Lodge Style Ceiling Fans - Guess what? The title of the article is simply out-and-out misleading. The sole actual "minus" when it comes to some ceiling fan is what it takes to get one correctly installed. Ceiling fans might be difficult to install for the inexperienced do-it-yourselfer. Sometimes, you'll need to run an electrical line to the area where the ceiling fan is to be set up. Unless you are adept at doing this kind of thing, hiring a capable, bonded and licensed electrician will probably save you a lot of grief in the long term.
There's also the minor "con" that involves the problem of regular care. Properly installed, a ceiling fan will give you many, many years of enjoyable cooling and cost-savings in your heating bill (assuming you've got a fan that enables one to reverse the blade direction).

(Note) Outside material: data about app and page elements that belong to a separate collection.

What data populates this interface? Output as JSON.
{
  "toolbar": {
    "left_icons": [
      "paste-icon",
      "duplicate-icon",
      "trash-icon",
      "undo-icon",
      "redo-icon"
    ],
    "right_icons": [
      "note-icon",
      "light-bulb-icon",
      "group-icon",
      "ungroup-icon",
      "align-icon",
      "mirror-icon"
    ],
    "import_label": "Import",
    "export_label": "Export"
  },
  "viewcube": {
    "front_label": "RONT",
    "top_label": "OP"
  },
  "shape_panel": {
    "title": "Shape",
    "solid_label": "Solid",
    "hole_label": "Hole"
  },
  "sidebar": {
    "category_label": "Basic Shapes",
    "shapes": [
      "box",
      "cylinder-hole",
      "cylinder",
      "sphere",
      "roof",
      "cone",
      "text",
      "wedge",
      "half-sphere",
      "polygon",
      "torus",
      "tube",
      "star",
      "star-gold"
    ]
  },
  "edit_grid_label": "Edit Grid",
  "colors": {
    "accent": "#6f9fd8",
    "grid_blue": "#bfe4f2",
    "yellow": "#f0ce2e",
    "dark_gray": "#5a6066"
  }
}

On occasion, ceiling fans need small alterations and get out of equilibrium. Without going into great detail, ensure that all the screws are tight. When they're not tightening the ones that run the fan and have come loose. Your issue has been solved when the wobbling has stopped.

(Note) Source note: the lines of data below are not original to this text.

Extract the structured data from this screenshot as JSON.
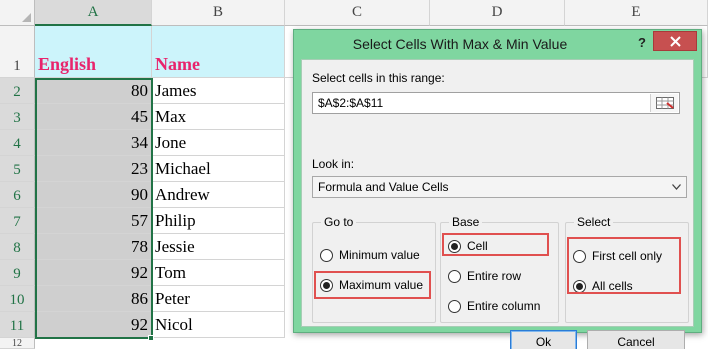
{
  "sheet": {
    "columns": [
      "A",
      "B",
      "C",
      "D",
      "E"
    ],
    "rows": [
      "1",
      "2",
      "3",
      "4",
      "5",
      "6",
      "7",
      "8",
      "9",
      "10",
      "11",
      "12"
    ],
    "header_row": {
      "a": "English",
      "b": "Name"
    },
    "data": [
      {
        "value": "80",
        "name": "James"
      },
      {
        "value": "45",
        "name": "Max"
      },
      {
        "value": "34",
        "name": "Jone"
      },
      {
        "value": "23",
        "name": "Michael"
      },
      {
        "value": "90",
        "name": "Andrew"
      },
      {
        "value": "57",
        "name": "Philip"
      },
      {
        "value": "78",
        "name": "Jessie"
      },
      {
        "value": "92",
        "name": "Tom"
      },
      {
        "value": "86",
        "name": "Peter"
      },
      {
        "value": "92",
        "name": "Nicol"
      }
    ]
  },
  "dialog": {
    "title": "Select Cells With Max & Min Value",
    "help": "?",
    "range_label": "Select cells in this range:",
    "range_value": "$A$2:$A$11",
    "lookin_label": "Look in:",
    "lookin_value": "Formula and Value Cells",
    "goto": {
      "title": "Go to",
      "min": "Minimum value",
      "max": "Maximum value",
      "selected": "max"
    },
    "base": {
      "title": "Base",
      "cell": "Cell",
      "row": "Entire row",
      "column": "Entire column",
      "selected": "cell"
    },
    "select": {
      "title": "Select",
      "first": "First cell only",
      "all": "All cells",
      "selected": "all"
    },
    "ok": "Ok",
    "cancel": "Cancel"
  },
  "colors": {
    "header_fill": "#ccf4fb",
    "header_text": "#e8246c",
    "dialog_frame": "#7fd6a0",
    "highlight_box": "#e0504f",
    "selection": "#217346"
  }
}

If not, make use of a yardstick or other straight piece of wood and put it (together with the fan quit) vertically at the outer edge of among the blades. Rotate the blades by hand to ensure that each blade touches the stick. If one or more don't, merely (and gradually) bend the blade(s) so that their pitch matches the others and repeat the process until you are satisfied that each blade has the same pitch.